◆ **TASK TO COMPLETE**
From the first line to the last, output the records exactly and drop any images.

· · · · · · ·

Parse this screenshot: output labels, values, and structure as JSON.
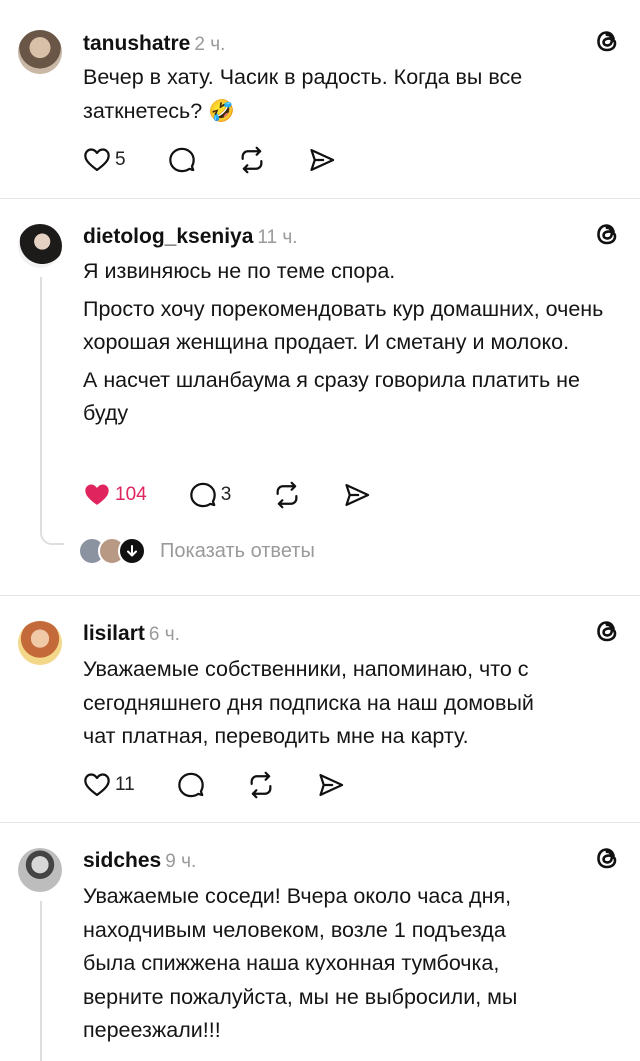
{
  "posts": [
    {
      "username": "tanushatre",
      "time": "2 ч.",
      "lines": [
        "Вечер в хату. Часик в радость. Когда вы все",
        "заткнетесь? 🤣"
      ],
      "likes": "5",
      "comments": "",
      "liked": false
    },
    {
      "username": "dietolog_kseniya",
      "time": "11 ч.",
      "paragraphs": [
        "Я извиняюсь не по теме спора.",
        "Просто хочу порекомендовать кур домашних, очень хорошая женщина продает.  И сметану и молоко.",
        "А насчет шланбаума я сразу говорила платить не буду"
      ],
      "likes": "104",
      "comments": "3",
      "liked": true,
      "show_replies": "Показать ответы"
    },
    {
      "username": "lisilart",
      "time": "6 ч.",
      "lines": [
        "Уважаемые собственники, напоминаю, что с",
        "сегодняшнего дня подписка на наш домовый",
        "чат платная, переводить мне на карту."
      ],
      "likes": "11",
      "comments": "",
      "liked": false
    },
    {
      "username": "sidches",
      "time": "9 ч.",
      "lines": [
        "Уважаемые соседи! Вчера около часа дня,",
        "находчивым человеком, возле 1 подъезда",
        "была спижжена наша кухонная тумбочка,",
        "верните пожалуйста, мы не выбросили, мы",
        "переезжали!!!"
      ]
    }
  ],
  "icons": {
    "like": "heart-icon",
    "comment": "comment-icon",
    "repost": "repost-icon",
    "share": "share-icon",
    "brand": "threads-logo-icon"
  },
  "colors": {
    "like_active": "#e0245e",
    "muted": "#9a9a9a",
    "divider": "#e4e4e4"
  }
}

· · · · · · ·

◆ **SOLUTION**
Parse this screenshot: output labels, values, and structure as JSON.
{
  "posts": [
    {
      "username": "tanushatre",
      "time": "2 ч.",
      "lines": [
        "Вечер в хату. Часик в радость. Когда вы все",
        "заткнетесь? 🤣"
      ],
      "likes": "5",
      "comments": "",
      "liked": false
    },
    {
      "username": "dietolog_kseniya",
      "time": "11 ч.",
      "paragraphs": [
        "Я извиняюсь не по теме спора.",
        "Просто хочу порекомендовать кур домашних, очень хорошая женщина продает.  И сметану и молоко.",
        "А насчет шланбаума я сразу говорила платить не буду"
      ],
      "likes": "104",
      "comments": "3",
      "liked": true,
      "show_replies": "Показать ответы"
    },
    {
      "username": "lisilart",
      "time": "6 ч.",
      "lines": [
        "Уважаемые собственники, напоминаю, что с",
        "сегодняшнего дня подписка на наш домовый",
        "чат платная, переводить мне на карту."
      ],
      "likes": "11",
      "comments": "",
      "liked": false
    },
    {
      "username": "sidches",
      "time": "9 ч.",
      "lines": [
        "Уважаемые соседи! Вчера около часа дня,",
        "находчивым человеком, возле 1 подъезда",
        "была спижжена наша кухонная тумбочка,",
        "верните пожалуйста, мы не выбросили, мы",
        "переезжали!!!"
      ]
    }
  ],
  "icons": {
    "like": "heart-icon",
    "comment": "comment-icon",
    "repost": "repost-icon",
    "share": "share-icon",
    "brand": "threads-logo-icon"
  },
  "colors": {
    "like_active": "#e0245e",
    "muted": "#9a9a9a",
    "divider": "#e4e4e4"
  }
}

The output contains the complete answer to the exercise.